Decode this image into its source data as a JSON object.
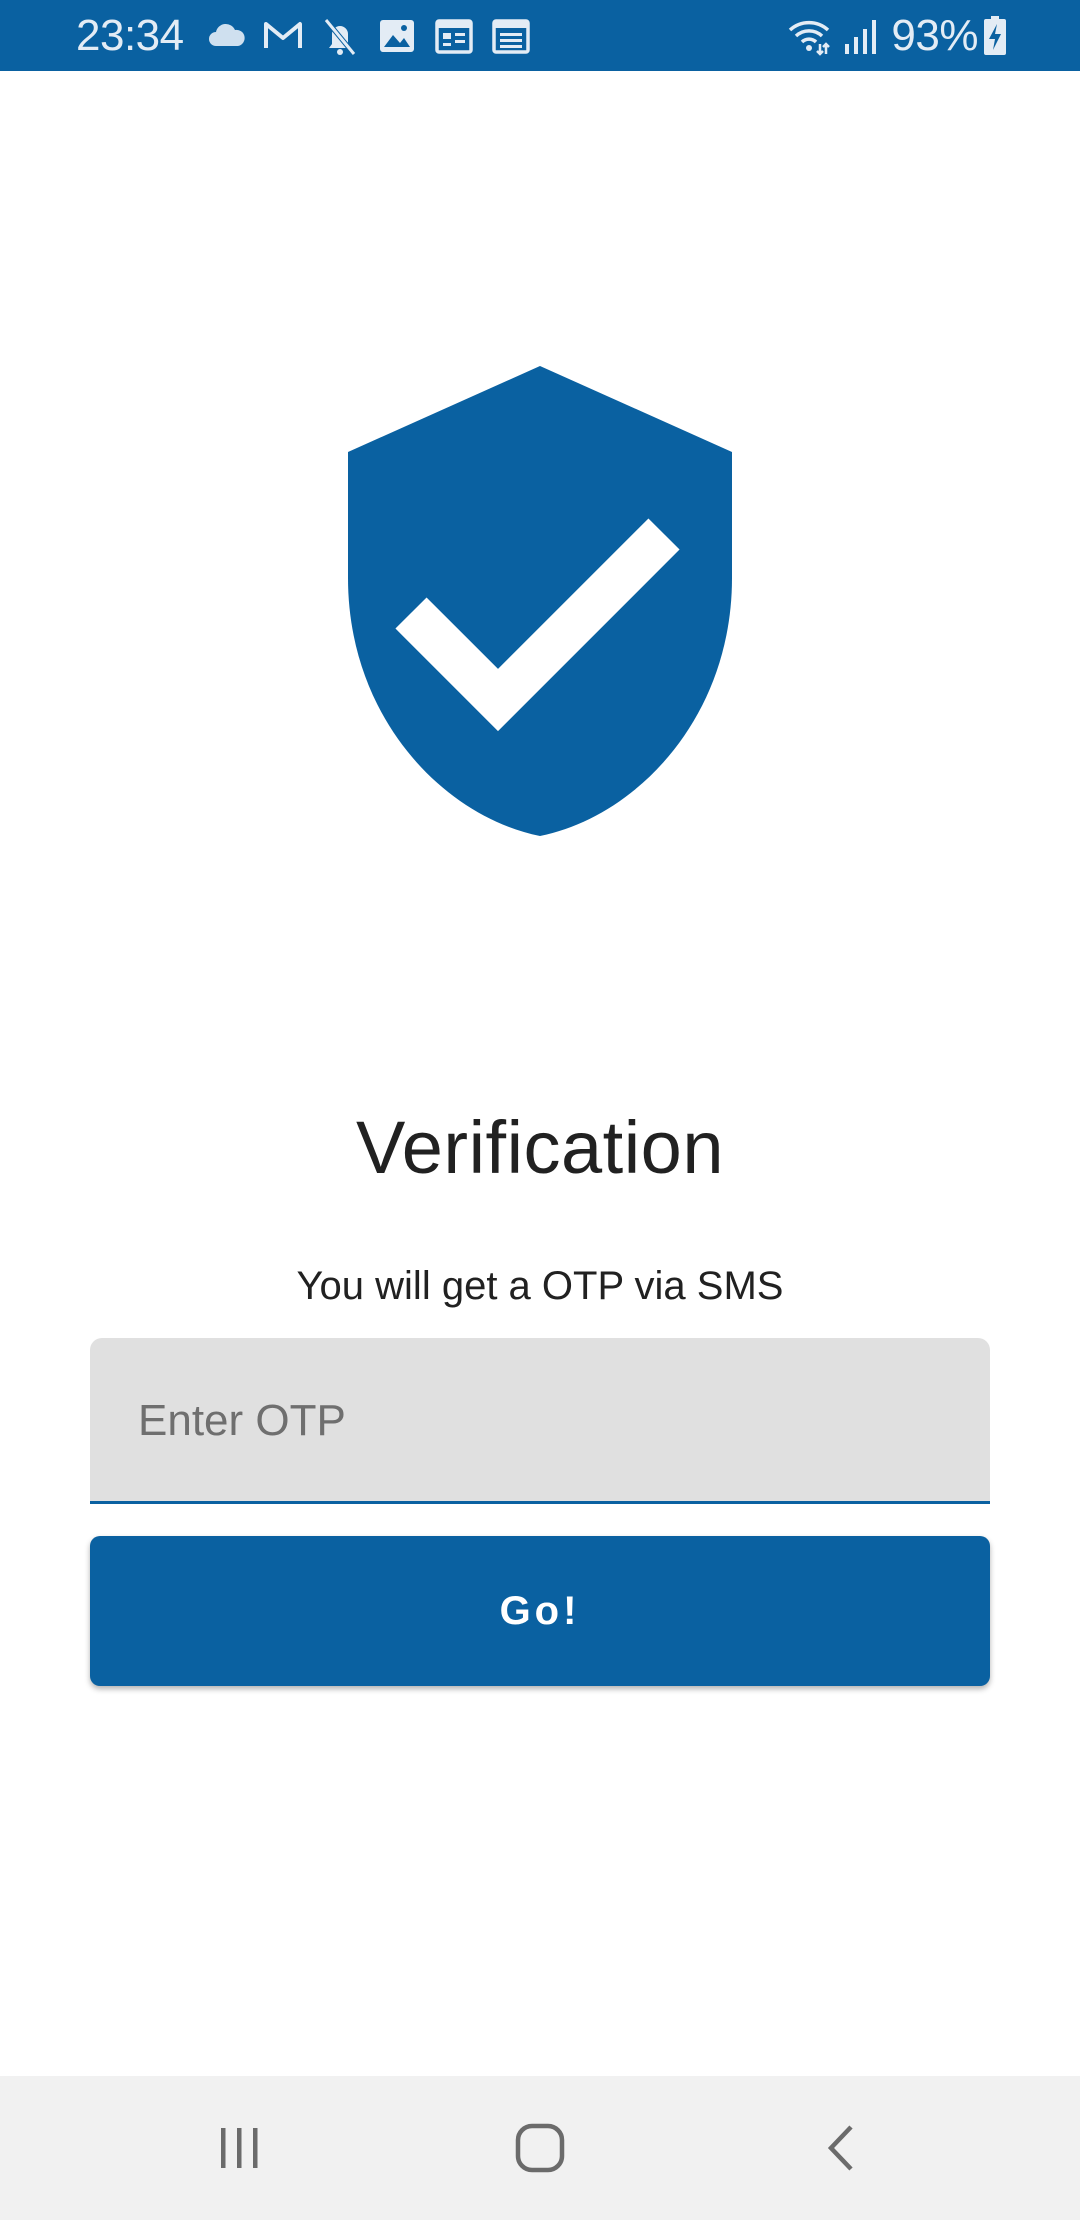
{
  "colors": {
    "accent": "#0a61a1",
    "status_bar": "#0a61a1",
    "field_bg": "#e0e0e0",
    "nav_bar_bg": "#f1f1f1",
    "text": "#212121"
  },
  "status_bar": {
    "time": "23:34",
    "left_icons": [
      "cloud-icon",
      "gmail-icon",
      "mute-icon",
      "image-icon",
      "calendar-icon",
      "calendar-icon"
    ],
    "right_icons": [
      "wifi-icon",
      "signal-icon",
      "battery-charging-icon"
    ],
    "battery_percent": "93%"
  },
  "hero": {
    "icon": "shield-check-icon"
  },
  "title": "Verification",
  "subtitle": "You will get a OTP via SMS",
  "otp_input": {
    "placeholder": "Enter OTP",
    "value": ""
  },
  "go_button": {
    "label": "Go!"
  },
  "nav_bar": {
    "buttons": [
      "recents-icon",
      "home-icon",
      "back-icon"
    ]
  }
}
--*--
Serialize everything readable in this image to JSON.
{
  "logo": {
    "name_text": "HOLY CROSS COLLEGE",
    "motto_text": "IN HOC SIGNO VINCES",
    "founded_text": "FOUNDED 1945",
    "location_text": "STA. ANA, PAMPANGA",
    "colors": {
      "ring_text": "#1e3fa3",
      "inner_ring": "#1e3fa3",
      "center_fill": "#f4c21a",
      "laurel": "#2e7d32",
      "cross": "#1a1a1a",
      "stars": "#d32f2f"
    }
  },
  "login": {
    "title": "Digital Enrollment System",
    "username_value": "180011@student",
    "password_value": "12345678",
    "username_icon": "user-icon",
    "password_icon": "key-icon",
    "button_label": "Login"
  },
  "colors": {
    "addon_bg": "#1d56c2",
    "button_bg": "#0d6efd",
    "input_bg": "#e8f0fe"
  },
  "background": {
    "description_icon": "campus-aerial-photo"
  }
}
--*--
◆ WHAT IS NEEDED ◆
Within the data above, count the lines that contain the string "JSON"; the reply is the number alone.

◆ COMPLETED TASK ◆
2